Amidst negative narratives about Nigerians abroad, some Nigerians in the diaspora are making positive impacts in their host communities with academic excellence and great feats in different endeavours. Chidozie Ojobor is one of such Nigerians having won a global scholarship for his works in fighting antibiotic resistant bacteria.
Chidozie is a PHD candidate at the University of Toronto, Canada won a $5,000 (N1,827,500) scholarship from a Washington DC-based company that offers loans to international students.
Chidozie Ojobor is the first Canadian university student to win the scholarship. Ojobor and three others were selected as winners out of 1,121 eligible applicants. According to the University of Toronto, Ojobor’s submission identified the need to address the threat of superbugs.
Chidozie’s journey into research work started when he lost his sister Ginika to typhoid fever in 1999 – a sad event which propelled the PhD student to study microbiology at the University of Nigeria.
Speaking of his sister, Chdozie said “Her death caused me to want to understand what typhoid meant, the organism that caused the disease, how it was disseminated and so on.
“Thinking that my sister may have been infected by a resistant strain that wouldn’t bow to antibiotics that were administered to her got me more interested in phage therapy.”
He said he feels great and encouraged that he is contributing to his field to prevent what happened to his sister from happening to many young and promising people from around the world.
Superbugs is a strain of bacteria that has become resistant to antibiotic drugs. It might be an insect that is difficult to control or eradicate, especially because it has become immune to insecticides.

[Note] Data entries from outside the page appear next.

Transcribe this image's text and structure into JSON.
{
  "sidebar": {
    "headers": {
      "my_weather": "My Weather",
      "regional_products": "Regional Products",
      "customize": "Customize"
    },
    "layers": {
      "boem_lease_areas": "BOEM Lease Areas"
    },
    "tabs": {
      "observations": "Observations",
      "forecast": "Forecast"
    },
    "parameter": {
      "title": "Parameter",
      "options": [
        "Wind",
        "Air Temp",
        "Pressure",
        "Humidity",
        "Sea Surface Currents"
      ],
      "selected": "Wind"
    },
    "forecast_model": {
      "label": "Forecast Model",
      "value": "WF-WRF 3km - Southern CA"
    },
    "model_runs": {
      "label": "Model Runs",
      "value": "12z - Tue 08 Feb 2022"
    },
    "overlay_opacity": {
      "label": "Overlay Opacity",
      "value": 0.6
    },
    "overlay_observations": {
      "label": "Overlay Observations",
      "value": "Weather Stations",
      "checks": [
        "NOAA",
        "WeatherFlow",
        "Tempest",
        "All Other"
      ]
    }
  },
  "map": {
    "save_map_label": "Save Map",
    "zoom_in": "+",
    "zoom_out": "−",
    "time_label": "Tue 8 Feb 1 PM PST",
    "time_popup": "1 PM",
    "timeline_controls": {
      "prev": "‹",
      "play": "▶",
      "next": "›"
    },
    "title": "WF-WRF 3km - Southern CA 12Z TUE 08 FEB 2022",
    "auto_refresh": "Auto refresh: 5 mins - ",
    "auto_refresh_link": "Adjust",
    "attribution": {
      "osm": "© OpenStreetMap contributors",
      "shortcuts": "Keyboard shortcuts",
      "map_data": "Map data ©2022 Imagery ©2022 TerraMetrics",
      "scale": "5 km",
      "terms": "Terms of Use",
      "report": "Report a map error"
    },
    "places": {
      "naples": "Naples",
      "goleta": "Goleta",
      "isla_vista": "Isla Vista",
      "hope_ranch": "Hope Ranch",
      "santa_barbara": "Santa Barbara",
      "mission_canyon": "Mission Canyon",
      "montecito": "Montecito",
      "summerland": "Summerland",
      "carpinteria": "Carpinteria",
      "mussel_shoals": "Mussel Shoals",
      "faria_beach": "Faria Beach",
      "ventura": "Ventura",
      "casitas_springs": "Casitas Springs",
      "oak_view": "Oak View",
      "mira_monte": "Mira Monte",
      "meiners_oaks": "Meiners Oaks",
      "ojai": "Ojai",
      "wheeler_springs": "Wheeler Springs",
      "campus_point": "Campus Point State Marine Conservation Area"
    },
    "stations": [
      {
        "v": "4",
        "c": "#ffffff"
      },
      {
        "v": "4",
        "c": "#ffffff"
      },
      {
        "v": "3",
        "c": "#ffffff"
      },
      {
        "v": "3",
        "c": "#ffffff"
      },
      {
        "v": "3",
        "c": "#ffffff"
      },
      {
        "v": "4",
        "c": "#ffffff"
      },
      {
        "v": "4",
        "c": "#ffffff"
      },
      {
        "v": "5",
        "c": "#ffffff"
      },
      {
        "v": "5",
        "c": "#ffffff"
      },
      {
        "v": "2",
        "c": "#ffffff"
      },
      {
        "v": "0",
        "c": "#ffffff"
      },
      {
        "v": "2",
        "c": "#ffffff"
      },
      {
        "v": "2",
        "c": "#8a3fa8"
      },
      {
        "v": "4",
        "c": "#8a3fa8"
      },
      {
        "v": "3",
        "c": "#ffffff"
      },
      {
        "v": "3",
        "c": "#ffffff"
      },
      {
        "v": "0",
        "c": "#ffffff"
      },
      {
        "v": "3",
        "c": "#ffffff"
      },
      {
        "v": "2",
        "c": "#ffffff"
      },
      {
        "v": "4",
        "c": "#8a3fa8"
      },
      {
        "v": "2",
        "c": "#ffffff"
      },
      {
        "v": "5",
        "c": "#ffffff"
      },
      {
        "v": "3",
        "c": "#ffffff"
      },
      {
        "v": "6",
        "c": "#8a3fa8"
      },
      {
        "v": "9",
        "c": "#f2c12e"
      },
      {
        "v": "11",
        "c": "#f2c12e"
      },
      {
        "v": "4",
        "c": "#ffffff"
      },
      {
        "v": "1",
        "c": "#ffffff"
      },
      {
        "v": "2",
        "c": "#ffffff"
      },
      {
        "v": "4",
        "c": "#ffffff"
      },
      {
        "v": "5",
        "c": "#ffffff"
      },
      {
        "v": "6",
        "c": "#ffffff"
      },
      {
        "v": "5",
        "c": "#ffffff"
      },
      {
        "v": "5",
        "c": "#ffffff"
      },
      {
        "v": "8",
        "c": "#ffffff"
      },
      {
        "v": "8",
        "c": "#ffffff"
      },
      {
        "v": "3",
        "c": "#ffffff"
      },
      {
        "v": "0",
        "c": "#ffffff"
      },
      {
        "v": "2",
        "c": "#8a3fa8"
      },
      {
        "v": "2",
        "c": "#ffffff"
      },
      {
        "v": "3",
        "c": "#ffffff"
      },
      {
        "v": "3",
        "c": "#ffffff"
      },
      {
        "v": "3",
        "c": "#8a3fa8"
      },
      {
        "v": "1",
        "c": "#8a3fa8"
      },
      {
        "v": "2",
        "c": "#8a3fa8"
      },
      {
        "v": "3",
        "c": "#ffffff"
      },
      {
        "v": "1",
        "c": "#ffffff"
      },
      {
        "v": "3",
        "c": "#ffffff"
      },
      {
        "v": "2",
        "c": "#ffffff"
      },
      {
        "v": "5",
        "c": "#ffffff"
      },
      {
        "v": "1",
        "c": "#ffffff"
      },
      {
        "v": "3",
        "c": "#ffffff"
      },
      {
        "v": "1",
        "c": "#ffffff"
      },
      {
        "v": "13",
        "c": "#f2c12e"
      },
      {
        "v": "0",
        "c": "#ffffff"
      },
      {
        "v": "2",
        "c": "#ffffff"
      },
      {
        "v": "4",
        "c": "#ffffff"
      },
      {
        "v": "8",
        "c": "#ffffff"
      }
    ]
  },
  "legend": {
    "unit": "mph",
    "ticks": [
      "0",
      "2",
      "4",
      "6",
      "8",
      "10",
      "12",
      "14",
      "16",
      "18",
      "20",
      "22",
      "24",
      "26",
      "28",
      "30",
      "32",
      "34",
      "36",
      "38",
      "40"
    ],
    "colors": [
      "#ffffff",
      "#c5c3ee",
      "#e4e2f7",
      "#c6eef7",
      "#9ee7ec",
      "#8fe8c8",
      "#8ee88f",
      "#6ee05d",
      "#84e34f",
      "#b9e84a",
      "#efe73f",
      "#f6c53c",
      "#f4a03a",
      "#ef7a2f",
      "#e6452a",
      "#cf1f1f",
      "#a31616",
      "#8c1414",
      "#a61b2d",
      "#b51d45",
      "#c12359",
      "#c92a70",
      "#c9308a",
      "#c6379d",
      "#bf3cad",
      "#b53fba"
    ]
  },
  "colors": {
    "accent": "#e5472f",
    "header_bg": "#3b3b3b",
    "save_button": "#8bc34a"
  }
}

It is also bacterium that is useful in biotechnology, typically one that has been genetically engineered to enhance its usefulness for a particular purpose.